While the idea sounds absurd when written out, the fear is real. There are candidates who, when asked to take a hiring assessment for a job, won’t see an opportunity to advance in the hiring process – they’ll see it as a precursor to elimination that they cannot control. Even more, they feel they can’t control this because they’re not supposed to, that the assessment is designed so that they’ll fail.
First, the idea that a hiring assessment is used to eliminate a candidate from consideration is foolish. In a way, everyone loses when a candidate isn’t hired. The turned down candidate must continue their job search longer, having to restart the hiring process with another company, which takes time and energy. The company, on the other hand, has just spent time and resources on a candidate who didn’t have enough to earn an offer, which means the company must now spend more money and use more resources to find a candidate who will. All the while there is a vacant position in the company that isn’t bringing money in because there’s nobody filling the position. It’s a drain on resources, money, and time when a candidate doesn’t work out – the idea that resources would be used in order to turn a candidate down is somewhat silly.

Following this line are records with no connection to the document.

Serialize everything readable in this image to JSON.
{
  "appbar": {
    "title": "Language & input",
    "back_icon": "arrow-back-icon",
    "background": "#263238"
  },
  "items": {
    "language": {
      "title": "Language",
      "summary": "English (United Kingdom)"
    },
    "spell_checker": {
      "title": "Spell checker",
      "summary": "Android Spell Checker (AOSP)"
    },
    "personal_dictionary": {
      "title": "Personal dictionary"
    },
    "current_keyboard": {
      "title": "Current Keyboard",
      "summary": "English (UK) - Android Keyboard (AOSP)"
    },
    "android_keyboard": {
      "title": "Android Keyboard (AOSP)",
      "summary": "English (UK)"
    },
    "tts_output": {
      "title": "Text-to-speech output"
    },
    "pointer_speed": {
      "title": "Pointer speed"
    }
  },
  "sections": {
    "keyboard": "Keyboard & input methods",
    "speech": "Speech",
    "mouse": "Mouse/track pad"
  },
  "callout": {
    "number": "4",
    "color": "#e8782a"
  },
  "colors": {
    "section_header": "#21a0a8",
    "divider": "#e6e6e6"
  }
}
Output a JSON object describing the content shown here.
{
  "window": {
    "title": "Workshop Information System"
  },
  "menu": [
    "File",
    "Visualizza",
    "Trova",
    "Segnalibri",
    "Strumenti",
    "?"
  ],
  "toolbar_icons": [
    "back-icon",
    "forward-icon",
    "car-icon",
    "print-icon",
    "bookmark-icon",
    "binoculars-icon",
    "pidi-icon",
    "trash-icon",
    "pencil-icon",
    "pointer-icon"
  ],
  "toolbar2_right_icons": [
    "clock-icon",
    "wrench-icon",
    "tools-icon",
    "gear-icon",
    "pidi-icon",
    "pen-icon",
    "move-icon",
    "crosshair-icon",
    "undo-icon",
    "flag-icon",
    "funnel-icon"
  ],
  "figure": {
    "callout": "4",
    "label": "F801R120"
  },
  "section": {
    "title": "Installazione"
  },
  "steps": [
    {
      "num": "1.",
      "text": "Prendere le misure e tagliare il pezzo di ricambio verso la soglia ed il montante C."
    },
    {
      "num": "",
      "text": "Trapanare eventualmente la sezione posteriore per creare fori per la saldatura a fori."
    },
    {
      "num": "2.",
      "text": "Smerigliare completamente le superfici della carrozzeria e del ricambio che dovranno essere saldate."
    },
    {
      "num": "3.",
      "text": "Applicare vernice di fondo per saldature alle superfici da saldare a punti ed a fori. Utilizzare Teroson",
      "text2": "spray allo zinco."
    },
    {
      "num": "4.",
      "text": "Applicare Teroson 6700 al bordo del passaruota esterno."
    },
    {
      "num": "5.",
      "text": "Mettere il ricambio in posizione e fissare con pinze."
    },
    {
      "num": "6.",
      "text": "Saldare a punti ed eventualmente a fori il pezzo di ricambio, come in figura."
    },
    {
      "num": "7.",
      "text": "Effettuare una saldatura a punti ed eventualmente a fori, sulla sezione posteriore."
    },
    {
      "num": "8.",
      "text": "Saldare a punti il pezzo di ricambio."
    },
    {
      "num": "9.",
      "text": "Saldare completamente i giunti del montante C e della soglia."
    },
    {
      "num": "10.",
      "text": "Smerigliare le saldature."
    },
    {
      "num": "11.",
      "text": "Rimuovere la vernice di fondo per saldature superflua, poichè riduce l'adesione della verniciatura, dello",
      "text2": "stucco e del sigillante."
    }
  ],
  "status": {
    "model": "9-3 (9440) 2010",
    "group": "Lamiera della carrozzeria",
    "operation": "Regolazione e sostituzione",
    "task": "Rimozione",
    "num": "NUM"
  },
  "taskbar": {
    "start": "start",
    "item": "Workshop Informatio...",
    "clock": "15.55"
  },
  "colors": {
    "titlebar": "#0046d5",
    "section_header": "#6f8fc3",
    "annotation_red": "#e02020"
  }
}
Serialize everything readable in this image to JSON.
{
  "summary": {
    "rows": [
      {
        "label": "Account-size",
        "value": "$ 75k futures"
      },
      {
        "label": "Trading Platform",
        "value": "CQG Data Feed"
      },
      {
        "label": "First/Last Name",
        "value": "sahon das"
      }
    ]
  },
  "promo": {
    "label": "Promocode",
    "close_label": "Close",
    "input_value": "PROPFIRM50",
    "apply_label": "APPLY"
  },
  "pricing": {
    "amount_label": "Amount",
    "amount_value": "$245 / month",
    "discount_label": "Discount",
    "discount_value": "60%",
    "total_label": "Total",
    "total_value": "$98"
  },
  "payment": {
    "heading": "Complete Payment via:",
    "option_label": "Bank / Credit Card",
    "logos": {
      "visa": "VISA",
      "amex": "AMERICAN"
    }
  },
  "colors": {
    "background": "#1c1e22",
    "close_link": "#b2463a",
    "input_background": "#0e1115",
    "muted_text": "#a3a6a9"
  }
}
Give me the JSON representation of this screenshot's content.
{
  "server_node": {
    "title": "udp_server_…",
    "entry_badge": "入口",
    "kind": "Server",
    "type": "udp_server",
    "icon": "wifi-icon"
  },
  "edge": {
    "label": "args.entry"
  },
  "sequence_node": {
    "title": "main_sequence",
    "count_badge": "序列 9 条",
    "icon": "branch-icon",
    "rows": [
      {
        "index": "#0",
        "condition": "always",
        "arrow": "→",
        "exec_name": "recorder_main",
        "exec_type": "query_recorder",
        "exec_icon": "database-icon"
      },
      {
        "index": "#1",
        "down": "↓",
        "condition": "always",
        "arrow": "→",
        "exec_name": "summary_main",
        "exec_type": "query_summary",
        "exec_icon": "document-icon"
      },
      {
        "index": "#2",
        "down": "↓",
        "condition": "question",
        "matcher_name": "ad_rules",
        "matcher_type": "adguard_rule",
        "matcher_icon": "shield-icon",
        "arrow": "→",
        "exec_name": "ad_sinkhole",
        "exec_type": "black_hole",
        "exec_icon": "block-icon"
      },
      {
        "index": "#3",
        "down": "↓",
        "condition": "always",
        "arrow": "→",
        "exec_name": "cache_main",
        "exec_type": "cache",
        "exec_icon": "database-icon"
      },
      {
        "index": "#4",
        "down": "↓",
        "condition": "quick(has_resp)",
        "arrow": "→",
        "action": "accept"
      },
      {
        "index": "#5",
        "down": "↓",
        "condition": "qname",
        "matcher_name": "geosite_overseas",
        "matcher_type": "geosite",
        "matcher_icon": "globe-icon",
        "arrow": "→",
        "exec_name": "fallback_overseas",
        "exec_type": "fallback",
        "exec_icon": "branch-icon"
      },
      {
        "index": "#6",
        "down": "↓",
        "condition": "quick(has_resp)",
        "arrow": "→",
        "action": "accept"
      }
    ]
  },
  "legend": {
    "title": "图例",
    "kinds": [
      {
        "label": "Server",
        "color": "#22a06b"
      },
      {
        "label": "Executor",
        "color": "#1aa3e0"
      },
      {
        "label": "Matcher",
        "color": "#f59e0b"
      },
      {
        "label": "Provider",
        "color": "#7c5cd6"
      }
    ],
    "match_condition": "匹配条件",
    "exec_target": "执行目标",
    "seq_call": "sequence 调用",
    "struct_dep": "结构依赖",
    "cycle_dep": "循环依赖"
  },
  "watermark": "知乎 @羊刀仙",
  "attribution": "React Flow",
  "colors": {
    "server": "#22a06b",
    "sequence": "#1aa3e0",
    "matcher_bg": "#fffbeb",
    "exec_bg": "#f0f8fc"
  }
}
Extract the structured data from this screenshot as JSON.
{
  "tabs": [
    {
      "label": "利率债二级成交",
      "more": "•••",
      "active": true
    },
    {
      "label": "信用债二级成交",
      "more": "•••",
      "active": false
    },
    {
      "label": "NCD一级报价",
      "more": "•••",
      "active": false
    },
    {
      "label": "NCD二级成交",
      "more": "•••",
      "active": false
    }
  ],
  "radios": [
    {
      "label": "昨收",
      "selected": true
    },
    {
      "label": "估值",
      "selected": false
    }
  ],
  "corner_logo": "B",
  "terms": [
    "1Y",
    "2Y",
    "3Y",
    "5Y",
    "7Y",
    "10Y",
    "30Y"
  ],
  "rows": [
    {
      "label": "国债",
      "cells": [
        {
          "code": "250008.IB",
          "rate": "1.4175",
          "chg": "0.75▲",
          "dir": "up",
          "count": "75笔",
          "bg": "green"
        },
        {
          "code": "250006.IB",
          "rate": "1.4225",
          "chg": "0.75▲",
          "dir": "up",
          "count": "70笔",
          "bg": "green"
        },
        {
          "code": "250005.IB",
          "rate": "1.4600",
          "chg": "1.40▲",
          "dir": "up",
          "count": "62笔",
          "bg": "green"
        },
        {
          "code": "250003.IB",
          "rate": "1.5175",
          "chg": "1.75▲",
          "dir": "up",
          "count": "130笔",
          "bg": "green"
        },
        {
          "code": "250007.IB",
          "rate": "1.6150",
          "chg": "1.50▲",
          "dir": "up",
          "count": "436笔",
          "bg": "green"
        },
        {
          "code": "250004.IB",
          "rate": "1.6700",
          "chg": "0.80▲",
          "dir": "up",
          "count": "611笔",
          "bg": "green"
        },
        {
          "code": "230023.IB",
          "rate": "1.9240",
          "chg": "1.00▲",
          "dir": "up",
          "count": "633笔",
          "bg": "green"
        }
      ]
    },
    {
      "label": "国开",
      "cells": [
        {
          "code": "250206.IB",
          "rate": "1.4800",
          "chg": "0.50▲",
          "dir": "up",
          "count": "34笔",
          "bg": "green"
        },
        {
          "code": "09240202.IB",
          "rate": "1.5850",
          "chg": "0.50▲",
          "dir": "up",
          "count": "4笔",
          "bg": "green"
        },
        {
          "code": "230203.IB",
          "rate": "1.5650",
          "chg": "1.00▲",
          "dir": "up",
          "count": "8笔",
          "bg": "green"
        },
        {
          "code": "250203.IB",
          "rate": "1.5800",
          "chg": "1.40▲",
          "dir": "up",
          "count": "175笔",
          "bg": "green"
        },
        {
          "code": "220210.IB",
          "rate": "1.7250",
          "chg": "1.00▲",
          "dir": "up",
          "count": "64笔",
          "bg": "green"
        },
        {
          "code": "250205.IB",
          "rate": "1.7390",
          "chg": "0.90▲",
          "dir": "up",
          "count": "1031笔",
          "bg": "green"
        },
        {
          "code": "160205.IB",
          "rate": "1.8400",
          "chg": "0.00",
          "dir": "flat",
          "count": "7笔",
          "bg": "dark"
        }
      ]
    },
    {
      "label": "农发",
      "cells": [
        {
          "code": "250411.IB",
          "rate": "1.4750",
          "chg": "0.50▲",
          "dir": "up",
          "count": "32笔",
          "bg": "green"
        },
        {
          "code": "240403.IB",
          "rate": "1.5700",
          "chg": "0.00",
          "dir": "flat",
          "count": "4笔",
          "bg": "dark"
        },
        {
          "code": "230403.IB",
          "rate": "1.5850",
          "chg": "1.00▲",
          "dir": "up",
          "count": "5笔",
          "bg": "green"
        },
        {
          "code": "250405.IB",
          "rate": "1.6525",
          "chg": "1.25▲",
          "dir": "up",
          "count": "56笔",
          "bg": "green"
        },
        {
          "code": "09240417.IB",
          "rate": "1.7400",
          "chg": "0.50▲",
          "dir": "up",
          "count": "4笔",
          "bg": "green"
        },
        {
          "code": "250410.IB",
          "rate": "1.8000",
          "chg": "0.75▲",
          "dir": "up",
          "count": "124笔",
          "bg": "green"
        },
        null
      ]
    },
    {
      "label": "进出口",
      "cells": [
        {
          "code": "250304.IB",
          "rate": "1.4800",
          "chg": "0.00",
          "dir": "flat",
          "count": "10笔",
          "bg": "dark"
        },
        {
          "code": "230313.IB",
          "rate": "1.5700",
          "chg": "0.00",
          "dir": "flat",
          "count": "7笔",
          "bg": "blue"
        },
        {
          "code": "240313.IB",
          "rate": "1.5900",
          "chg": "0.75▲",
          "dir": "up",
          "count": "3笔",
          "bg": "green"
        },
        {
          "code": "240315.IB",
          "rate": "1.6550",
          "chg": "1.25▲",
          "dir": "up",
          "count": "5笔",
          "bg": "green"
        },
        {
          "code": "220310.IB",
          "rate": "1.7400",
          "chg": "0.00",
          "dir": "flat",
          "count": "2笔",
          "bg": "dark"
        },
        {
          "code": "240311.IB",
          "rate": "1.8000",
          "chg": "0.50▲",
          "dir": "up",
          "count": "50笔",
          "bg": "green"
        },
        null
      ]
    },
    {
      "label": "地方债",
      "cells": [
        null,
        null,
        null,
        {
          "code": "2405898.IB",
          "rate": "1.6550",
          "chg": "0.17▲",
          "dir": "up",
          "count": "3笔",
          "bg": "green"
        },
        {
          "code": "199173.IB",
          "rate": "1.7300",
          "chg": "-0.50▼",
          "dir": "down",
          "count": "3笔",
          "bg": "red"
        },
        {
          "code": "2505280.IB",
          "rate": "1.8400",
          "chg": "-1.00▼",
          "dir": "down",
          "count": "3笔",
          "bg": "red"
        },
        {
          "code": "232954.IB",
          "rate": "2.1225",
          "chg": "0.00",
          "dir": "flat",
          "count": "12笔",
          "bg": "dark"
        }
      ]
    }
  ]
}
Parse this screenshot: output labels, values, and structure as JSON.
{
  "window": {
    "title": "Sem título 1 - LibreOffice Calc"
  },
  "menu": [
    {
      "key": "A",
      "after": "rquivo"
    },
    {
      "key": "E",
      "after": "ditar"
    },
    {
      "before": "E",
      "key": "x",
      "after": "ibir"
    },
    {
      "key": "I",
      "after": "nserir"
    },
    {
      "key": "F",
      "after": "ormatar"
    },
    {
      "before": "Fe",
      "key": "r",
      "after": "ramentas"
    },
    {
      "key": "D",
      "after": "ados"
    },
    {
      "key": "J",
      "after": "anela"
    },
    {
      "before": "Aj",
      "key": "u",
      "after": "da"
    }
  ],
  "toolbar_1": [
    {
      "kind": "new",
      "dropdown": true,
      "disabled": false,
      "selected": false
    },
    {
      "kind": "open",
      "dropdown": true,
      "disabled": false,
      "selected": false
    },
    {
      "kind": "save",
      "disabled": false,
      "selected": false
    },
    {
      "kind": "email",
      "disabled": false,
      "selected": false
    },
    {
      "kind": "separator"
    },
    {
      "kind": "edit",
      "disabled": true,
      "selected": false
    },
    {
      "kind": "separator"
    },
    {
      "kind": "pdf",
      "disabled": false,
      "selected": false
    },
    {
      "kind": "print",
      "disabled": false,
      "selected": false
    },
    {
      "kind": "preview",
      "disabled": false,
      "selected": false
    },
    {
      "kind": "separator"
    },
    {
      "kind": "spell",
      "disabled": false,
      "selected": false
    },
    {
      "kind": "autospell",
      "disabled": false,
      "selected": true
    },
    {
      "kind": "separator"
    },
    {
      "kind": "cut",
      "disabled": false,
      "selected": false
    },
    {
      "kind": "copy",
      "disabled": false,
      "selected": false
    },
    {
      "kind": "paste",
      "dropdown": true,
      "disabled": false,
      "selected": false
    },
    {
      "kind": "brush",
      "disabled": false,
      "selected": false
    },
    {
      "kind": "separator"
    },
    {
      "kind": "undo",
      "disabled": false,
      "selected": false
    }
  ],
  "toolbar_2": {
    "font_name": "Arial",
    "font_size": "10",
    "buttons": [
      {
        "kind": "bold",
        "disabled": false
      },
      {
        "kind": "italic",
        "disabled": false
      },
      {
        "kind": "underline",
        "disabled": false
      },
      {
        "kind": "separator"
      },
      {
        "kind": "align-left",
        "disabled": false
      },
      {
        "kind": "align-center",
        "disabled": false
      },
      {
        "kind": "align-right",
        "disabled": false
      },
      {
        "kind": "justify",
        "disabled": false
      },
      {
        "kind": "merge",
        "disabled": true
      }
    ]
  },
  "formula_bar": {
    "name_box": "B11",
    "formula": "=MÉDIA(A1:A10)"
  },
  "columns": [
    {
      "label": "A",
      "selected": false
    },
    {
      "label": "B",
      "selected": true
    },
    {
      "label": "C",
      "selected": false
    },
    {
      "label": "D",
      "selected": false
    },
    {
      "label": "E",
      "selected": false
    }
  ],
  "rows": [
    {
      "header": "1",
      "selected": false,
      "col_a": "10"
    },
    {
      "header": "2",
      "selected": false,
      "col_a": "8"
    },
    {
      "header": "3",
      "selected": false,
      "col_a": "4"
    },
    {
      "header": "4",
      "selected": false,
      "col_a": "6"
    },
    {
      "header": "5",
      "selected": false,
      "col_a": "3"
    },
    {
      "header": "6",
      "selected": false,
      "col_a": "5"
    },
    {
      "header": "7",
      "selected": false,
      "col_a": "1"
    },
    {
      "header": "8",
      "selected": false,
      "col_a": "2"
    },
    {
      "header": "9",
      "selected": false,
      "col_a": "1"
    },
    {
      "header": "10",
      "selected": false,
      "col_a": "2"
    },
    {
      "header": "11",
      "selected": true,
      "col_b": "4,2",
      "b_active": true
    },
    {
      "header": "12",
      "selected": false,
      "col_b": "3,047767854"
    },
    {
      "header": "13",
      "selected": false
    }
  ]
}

However, the concern will exist on the candidate’s end regardless. This is where transparency on the assessment process becomes critical. When you’re using a tool such as a hiring assessment, it’s important to explain to the candidate what the assessments are in place for, and how they benefit the candidate. This doesn’t need to be a lengthy explanation, but highlighting how the assessments are designed to test job skills and personality traits that the candidate will be using on a day-to-day workflow, and that it also gives the candidate a better idea of the position they’re applying for and what they’ll need in order to succeed should be a sufficient explanation. Be available to answer a candidate’s questions, should they have any, regarding the assessment process itself. One thing that raises red flags for the candidate is that assessments are seen as “person versus computer” rather than a traditional interview, which “person talking with person.” In the former, there margin for error and ability to justify answers are vastly different than the latter. By adding a human aspect – whether it be explanation beforehand, availability to answer questions, or something else – you’ll be creating a much better candidate experience, that won’t raise these concerns or leave the candidate feeling like their application process is being thrown to the wolves.
To learn more about hiring assessments feel free to contact us, or download our e-book on questions you should ask yourself before implimenting a pre-hire assessment process.
Topics: Assessments and Simulations